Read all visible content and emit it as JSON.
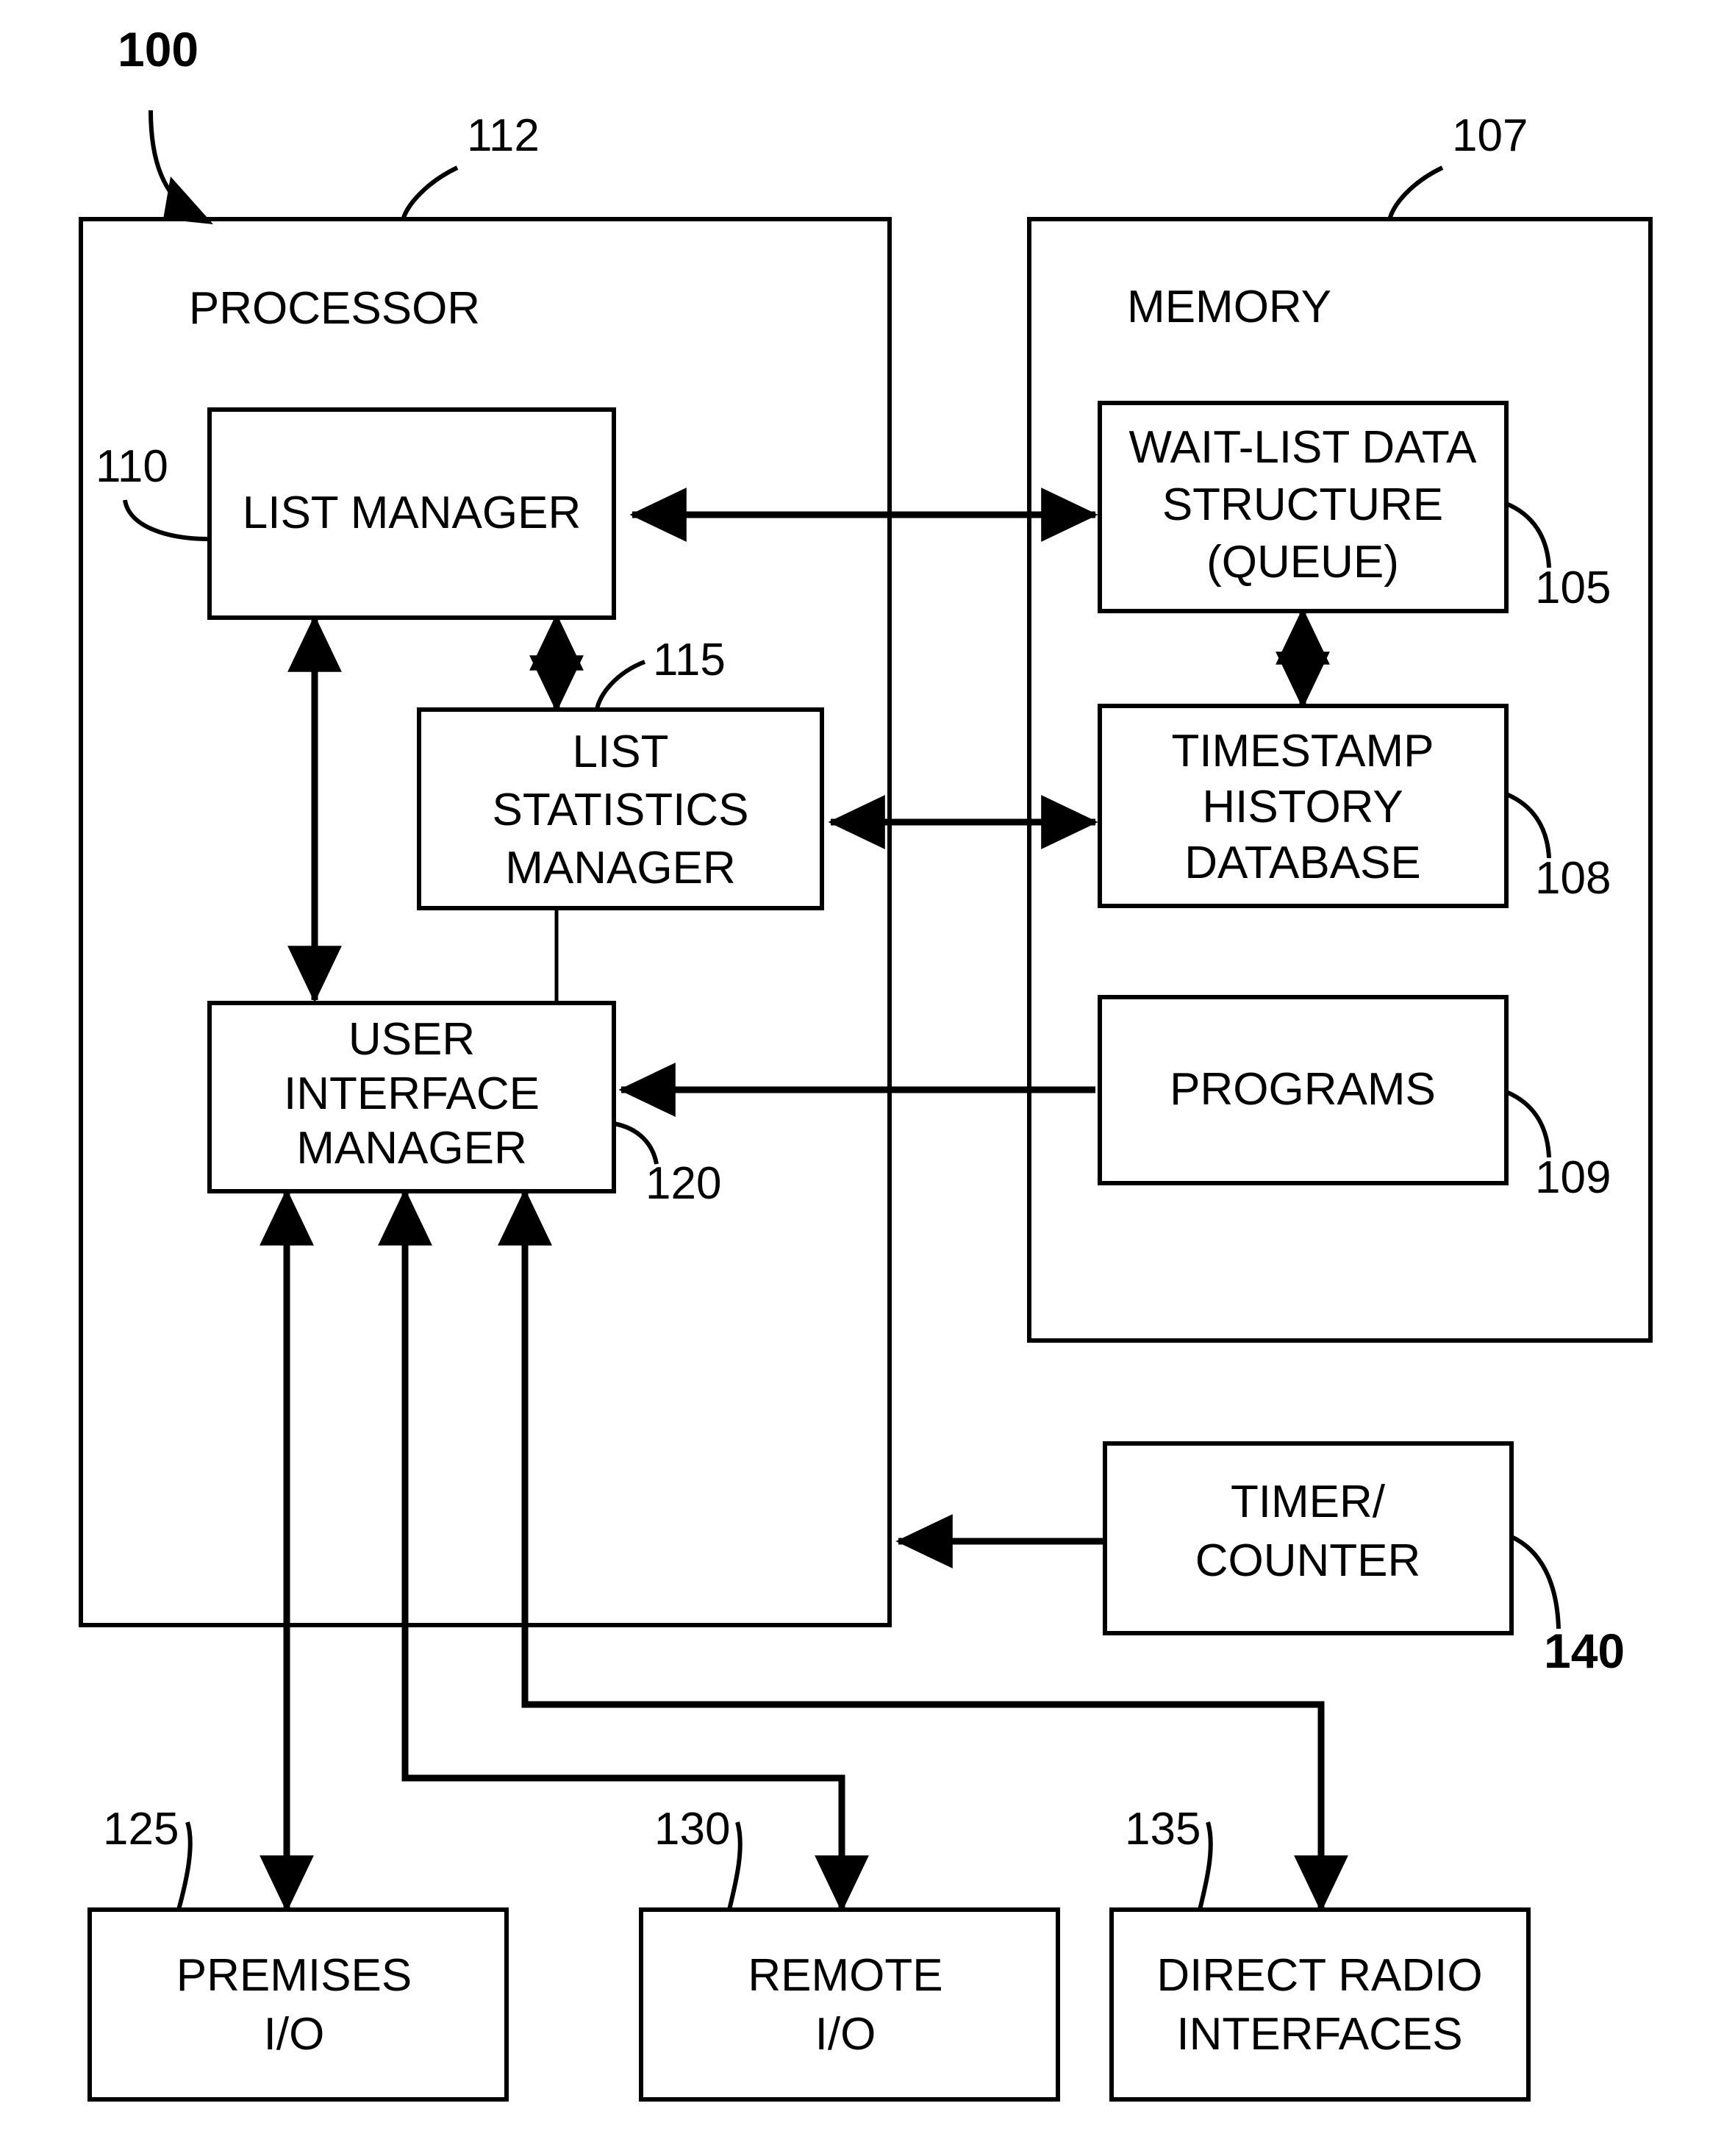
{
  "figure": {
    "root_reference": "100"
  },
  "containers": [
    {
      "id": "processor",
      "label": "PROCESSOR",
      "reference": "112"
    },
    {
      "id": "memory",
      "label": "MEMORY",
      "reference": "107"
    }
  ],
  "blocks": [
    {
      "id": "list-manager",
      "reference": "110",
      "lines": [
        "LIST MANAGER"
      ]
    },
    {
      "id": "list-statistics-manager",
      "reference": "115",
      "lines": [
        "LIST",
        "STATISTICS",
        "MANAGER"
      ]
    },
    {
      "id": "user-interface-manager",
      "reference": "120",
      "lines": [
        "USER",
        "INTERFACE",
        "MANAGER"
      ]
    },
    {
      "id": "wait-list-data-structure",
      "reference": "105",
      "lines": [
        "WAIT-LIST DATA",
        "STRUCTURE",
        "(QUEUE)"
      ]
    },
    {
      "id": "timestamp-history-database",
      "reference": "108",
      "lines": [
        "TIMESTAMP",
        "HISTORY",
        "DATABASE"
      ]
    },
    {
      "id": "programs",
      "reference": "109",
      "lines": [
        "PROGRAMS"
      ]
    },
    {
      "id": "timer-counter",
      "reference": "140",
      "lines": [
        "TIMER/",
        "COUNTER"
      ]
    },
    {
      "id": "premises-io",
      "reference": "125",
      "lines": [
        "PREMISES",
        "I/O"
      ]
    },
    {
      "id": "remote-io",
      "reference": "130",
      "lines": [
        "REMOTE",
        "I/O"
      ]
    },
    {
      "id": "direct-radio-interfaces",
      "reference": "135",
      "lines": [
        "DIRECT RADIO",
        "INTERFACES"
      ]
    }
  ],
  "connections": [
    {
      "id": "list-manager-to-wait-list",
      "from": "list-manager",
      "to": "wait-list-data-structure",
      "arrows": "both"
    },
    {
      "id": "list-manager-to-list-statistics-manager",
      "from": "list-manager",
      "to": "list-statistics-manager",
      "arrows": "both"
    },
    {
      "id": "list-manager-to-user-interface-manager",
      "from": "list-manager",
      "to": "user-interface-manager",
      "arrows": "both"
    },
    {
      "id": "list-statistics-manager-to-timestamp-history-database",
      "from": "list-statistics-manager",
      "to": "timestamp-history-database",
      "arrows": "both"
    },
    {
      "id": "list-statistics-manager-to-user-interface-manager",
      "from": "list-statistics-manager",
      "to": "user-interface-manager",
      "arrows": "none"
    },
    {
      "id": "wait-list-to-timestamp-history-database",
      "from": "wait-list-data-structure",
      "to": "timestamp-history-database",
      "arrows": "both"
    },
    {
      "id": "programs-to-user-interface-manager",
      "from": "programs",
      "to": "user-interface-manager",
      "arrows": "single"
    },
    {
      "id": "timer-counter-to-processor",
      "from": "timer-counter",
      "to": "processor",
      "arrows": "single"
    },
    {
      "id": "user-interface-manager-to-premises-io",
      "from": "user-interface-manager",
      "to": "premises-io",
      "arrows": "both"
    },
    {
      "id": "user-interface-manager-to-remote-io",
      "from": "user-interface-manager",
      "to": "remote-io",
      "arrows": "single"
    },
    {
      "id": "user-interface-manager-to-direct-radio-interfaces",
      "from": "user-interface-manager",
      "to": "direct-radio-interfaces",
      "arrows": "single"
    }
  ]
}
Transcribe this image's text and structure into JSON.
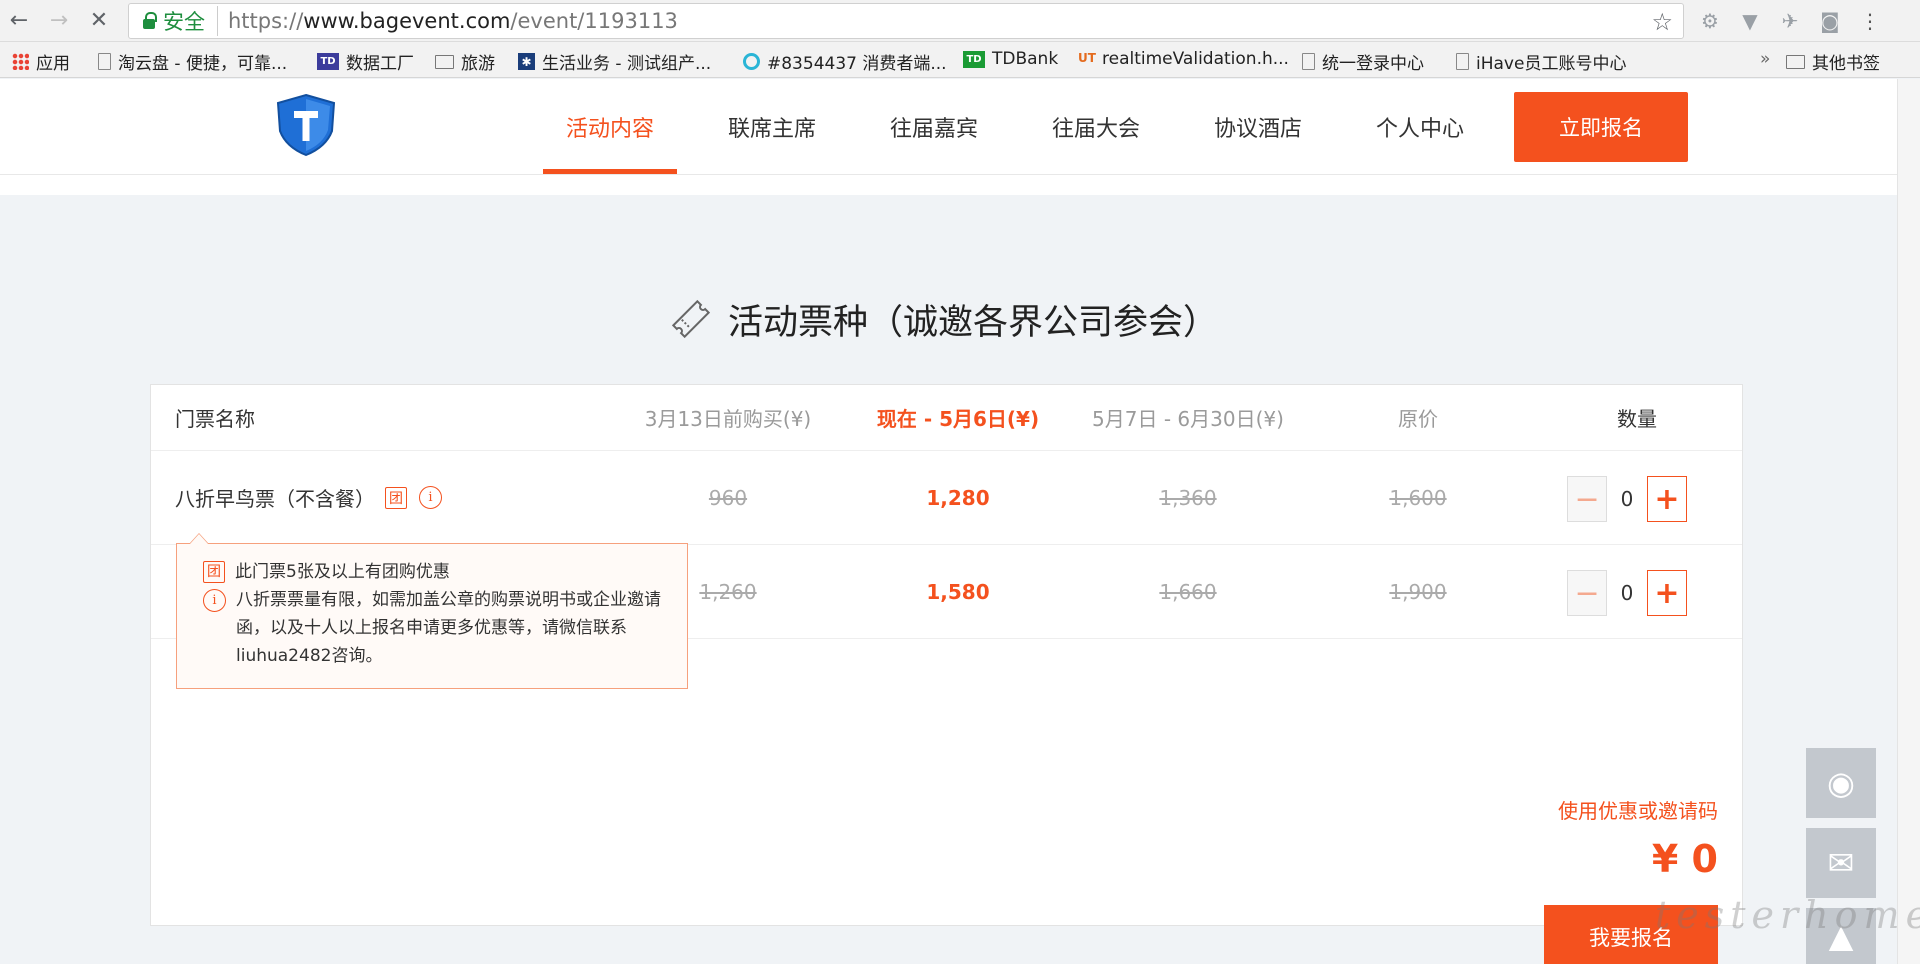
{
  "browser": {
    "secure_label": "安全",
    "url_scheme": "https://",
    "url_host": "www.bagevent.com",
    "url_path": "/event/1193113"
  },
  "bookmarks": [
    {
      "icon": "apps-icon",
      "label": "应用"
    },
    {
      "icon": "page-icon",
      "label": "淘云盘 - 便捷，可靠..."
    },
    {
      "icon": "td-icon",
      "label": "数据工厂"
    },
    {
      "icon": "folder-icon",
      "label": "旅游"
    },
    {
      "icon": "star-logo-icon",
      "label": "生活业务 - 测试组产..."
    },
    {
      "icon": "circle-logo-icon",
      "label": "#8354437 消费者端..."
    },
    {
      "icon": "tdbank-icon",
      "label": "TDBank"
    },
    {
      "icon": "ut-icon",
      "label": "realtimeValidation.h..."
    },
    {
      "icon": "page-icon",
      "label": "统一登录中心"
    },
    {
      "icon": "page-icon",
      "label": "iHave员工账号中心"
    }
  ],
  "bookmarks_more": "»",
  "bookmarks_other": "其他书签",
  "nav": {
    "items": [
      "活动内容",
      "联席主席",
      "往届嘉宾",
      "往届大会",
      "协议酒店",
      "个人中心"
    ],
    "active": "活动内容",
    "cta": "立即报名"
  },
  "section_title": "活动票种（诚邀各界公司参会）",
  "table": {
    "headers": [
      "门票名称",
      "3月13日前购买(¥)",
      "现在 - 5月6日(¥)",
      "5月7日 - 6月30日(¥)",
      "原价",
      "数量"
    ],
    "rows": [
      {
        "name": "八折早鸟票（不含餐）",
        "early": "960",
        "now": "1,280",
        "later": "1,360",
        "original": "1,600",
        "qty": "0"
      },
      {
        "name": "",
        "early": "1,260",
        "now": "1,580",
        "later": "1,660",
        "original": "1,900",
        "qty": "0"
      }
    ]
  },
  "tooltip": {
    "group_badge": "团",
    "group_text": "此门票5张及以上有团购优惠",
    "info_text": "八折票票量有限，如需加盖公章的购票说明书或企业邀请函，以及十人以上报名申请更多优惠等，请微信联系liuhua2482咨询。"
  },
  "summary": {
    "coupon_link": "使用优惠或邀请码",
    "total": "¥ 0",
    "submit": "我要报名"
  },
  "watermark": "testerhome.com",
  "colors": {
    "accent": "#f4511e",
    "background": "#f0f3f6"
  }
}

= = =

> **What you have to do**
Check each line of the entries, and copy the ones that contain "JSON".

> **Exercise result**
Read all visible content and emit it as JSON.
Transcribe this image's text and structure into JSON.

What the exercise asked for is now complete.